# [EXERCISE PROMPT]
Lines below that hold the word "title" must be copied in full.

# [GIVEN RECORDS]
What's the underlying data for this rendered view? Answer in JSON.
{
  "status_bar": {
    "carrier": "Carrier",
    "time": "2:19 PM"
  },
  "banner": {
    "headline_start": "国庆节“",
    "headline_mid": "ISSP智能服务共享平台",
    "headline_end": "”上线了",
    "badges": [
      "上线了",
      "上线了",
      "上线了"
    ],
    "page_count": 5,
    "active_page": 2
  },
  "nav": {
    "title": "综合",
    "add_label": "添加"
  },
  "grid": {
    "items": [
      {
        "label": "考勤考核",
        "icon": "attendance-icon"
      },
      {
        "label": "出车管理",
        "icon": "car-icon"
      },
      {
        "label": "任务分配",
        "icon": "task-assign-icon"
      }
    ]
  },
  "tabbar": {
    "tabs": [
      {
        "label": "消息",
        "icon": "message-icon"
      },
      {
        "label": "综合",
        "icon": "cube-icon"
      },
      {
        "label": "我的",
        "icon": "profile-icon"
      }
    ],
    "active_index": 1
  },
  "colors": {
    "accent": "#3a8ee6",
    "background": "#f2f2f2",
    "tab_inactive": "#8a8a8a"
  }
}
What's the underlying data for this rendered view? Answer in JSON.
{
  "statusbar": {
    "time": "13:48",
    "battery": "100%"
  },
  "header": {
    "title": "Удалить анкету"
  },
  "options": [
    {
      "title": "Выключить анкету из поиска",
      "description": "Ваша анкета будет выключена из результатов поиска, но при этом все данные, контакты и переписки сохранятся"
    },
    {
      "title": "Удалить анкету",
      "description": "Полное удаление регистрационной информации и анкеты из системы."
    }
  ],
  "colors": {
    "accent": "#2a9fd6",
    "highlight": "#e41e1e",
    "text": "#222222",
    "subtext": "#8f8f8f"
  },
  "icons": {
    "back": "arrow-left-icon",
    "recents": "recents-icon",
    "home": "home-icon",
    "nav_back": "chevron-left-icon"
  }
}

# [RESPONSE AREA]
    "title": "综合",
    "title": "Удалить анкету"
      "title": "Выключить анкету из поиска",
      "title": "Удалить анкету",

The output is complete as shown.